“That [Willa Cather] chose for her final resting place a plot in Jaffrey Center, New Hampshire, with a view of Mt. Monadnock, and that it is here she wished to rest under the inscription, ‘That Is Happiness; to Be Disolved into Something Complete and Great’, is perhaps her finest tribute to the region where her heart most truly took its rest.”
– Gary Brienzo, Willa Cather’s Transforming Vision
A week that was filled with generally favorable weather is coming to a close with rain today. Precipitation started to fall Thursday evening in the Monadnock Region and has continued throughout the day today. Cooler temperatures also returned with some days this past week not making out of the 60’s. Things will be warming up on Saturday and a return for rain is expected on Sunday.
Hikers coming out for a Saturday adventure on Monadnock, at this point in the forecast, can expect some clearing skies throughout the day and temperatures warming up at the base of the mountain into the upper 70’s. Despite the anticipated good forecast, Saturday’s climbers, especially in the morning, will need to be prepared for sections of wet and muddy trails.

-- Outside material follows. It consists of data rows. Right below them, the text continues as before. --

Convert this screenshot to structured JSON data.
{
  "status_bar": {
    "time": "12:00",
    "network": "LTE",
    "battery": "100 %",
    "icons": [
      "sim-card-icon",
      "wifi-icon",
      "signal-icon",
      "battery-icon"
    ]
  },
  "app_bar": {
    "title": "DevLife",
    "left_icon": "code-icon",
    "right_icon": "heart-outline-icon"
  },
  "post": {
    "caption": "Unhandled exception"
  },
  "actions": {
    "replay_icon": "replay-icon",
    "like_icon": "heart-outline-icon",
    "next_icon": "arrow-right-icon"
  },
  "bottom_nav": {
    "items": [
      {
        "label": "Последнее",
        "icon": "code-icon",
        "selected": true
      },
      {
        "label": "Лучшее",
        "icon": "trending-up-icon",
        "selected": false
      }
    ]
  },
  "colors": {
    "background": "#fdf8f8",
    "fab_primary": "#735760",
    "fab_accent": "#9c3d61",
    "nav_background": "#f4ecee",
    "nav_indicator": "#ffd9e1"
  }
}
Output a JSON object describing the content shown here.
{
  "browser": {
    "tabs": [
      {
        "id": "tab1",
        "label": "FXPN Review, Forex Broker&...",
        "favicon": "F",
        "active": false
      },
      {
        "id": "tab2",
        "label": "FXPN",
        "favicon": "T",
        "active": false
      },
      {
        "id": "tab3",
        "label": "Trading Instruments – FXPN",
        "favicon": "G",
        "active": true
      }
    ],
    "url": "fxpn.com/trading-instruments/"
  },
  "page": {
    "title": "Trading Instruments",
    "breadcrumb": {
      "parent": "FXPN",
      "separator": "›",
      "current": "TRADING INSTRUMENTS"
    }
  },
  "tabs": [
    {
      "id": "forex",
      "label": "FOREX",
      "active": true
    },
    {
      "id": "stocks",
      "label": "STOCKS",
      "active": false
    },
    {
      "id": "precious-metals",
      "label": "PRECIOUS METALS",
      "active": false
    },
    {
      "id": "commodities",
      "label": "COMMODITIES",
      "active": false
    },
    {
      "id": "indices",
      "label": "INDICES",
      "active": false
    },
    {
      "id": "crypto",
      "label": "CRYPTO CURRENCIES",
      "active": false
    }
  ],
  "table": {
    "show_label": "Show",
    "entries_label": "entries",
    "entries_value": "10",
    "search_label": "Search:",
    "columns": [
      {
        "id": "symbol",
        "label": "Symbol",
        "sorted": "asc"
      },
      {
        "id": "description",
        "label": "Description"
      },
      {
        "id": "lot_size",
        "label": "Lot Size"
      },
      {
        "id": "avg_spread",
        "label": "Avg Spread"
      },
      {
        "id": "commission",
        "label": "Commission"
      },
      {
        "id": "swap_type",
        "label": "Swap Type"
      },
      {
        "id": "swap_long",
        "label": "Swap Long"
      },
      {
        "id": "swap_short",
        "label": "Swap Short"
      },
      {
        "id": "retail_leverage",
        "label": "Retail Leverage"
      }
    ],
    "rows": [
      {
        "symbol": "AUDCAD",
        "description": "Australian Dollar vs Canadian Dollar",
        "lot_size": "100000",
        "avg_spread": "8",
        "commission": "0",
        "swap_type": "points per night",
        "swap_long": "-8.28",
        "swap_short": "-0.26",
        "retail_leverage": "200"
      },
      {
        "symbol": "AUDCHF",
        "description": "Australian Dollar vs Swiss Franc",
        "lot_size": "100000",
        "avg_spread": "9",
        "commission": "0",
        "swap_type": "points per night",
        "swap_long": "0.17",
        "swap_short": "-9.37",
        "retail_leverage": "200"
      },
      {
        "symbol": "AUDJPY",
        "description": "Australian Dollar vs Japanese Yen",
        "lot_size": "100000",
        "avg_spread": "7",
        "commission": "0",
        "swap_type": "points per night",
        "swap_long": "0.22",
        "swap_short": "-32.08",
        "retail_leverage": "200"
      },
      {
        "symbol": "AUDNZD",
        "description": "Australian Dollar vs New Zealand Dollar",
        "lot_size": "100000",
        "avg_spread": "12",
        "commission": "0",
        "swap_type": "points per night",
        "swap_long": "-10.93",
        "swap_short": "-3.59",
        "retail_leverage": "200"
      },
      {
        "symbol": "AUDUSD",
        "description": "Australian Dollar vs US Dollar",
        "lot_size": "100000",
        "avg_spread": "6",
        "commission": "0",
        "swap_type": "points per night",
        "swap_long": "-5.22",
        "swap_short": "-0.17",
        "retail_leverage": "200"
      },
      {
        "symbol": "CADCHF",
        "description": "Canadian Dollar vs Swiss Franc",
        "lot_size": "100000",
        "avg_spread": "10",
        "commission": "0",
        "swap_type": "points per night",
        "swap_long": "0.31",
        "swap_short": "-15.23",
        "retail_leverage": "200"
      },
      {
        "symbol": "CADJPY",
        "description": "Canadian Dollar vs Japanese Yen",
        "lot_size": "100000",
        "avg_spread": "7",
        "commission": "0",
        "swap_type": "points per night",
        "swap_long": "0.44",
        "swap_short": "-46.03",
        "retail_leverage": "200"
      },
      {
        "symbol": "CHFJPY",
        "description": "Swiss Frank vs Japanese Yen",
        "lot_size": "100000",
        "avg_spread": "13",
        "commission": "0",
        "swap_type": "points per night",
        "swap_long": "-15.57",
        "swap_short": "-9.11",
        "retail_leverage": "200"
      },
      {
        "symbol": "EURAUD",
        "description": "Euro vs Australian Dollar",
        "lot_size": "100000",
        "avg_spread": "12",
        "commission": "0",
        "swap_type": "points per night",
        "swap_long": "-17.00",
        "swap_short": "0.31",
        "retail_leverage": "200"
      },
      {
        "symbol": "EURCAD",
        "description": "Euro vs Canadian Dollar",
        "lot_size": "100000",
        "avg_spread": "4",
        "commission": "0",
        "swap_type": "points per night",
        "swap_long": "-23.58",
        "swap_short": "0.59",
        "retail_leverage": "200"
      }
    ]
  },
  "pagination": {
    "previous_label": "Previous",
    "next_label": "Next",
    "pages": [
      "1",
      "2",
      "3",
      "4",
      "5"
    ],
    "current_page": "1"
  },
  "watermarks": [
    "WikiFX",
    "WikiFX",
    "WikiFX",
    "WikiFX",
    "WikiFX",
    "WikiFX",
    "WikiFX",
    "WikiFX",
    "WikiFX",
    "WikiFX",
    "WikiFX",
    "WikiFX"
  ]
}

The upper elevations should dry from today’s rain pretty quickly, but the middle and lower sections will need more time. Please, for the sake of the mountain’s health, hike through the middle of trails and be ready for wet hiking boots.
Hikers planning a Sunday visit should probably get an early start if wanting to avoid the rain in the afternoon’s forecast. Visibility above tree line could become a concern and winds are expected to pick up Sunday morning.
Sunday’s rain could carry over into Monday. After Monday, things are shaping up nicely for the remainder of the week’s forecast. But, who knows? New England weather forecasts are really only reliable for 24 hours at best, right? So, keep checking out what the National Weather Service has to say and plan accordingly!
Recently, I had the pleasure to sit down and talk with writer and critic Marc Patterson.
Marc is a solid indvidual and, like me, a fanatic of music and cinema, as well as the outdoors and social causes. I want to thank Marc for his time and support and look forward his future writings. His write up on our discussion can now be found here.
This Week in Monadnock History
It will be 288th anniversary, this coming Wednesday, of the first recorded ascent of Mount Monadnock.
While some speculate that Native Americans spent time on Monadnock, Captain Samuel Willard is recognized as making the first recorded ascent of the mountain on July 31st, 1725. He and fourteen of his rangers were fifteen days into an unsuccessful Indian hunt from Lancaster, MA when they “campt on ye top of Wannadnack Mountain.”
From Willard’s journal: “Saturday, July 31. We marched twelve miles and I with fourteen men campt on ye top of Wannadnock mountain and discovered twenty-six ponds. Saw Pigwackett …. and Cusagee mountain and Winnepeseockey.”
Captain Willard’s uncle, Reverend Joseph Willard, had been killed and scalped by four Indians in his home in Rutland, MA two years prior, in 1723. Because of the brutality of his uncle’s death, Captain Willard declared vengeance on all Native Americans, although it is not clear that he was successful in extracting his revenge. It is thought they hiked from the Jaffrey side of the mountain (obviously without a trail) and descended down the Marlboro (west) side. Interestingly, on this trip, Captain Willard and his men also became the first settlers to visit what would later become downtown Peterborough, NH.
I recently thought more about Captain Willard’s journals from his overnight stay on “Wannadnock Mountain” and if there are any implications about when the vegetation on Monadnock’s summit was burned off. Many of you are familiar with the legend of farmers setting fire purposely to the summit in the early 1800’s to “drive out wolves”; a story that I have found too many holes in to believe.
In finding records as far back as 1780 that not only was Monadnock’s summit not forested that year but even had a measurable treeline to boot, predating the traditionally held earliest great summit fire by 20 years, I felt as if that was the oldest evidence I was going to locate to help dispell the “Yankee farmer vs. Livestock Eating Wolves” story.
Captain Willard’s journals did not intimately describe the summit’s condition, but he did infer that he had views unobstructed enough to see 26 bodies of water. It seems unlikely, given his route, that he had any places below present day treeline to record a number that high. One could argue that the summit might have been bare as far back as, or earlier, than 1725 when Captain Willard’s troop climbed Monadnock.
Either way, I find it overly fitting that the first recorded climbers of Monadnock ended up visiting the mountain on a Saturday…
Until next week, happy trails to you and thanks for reading!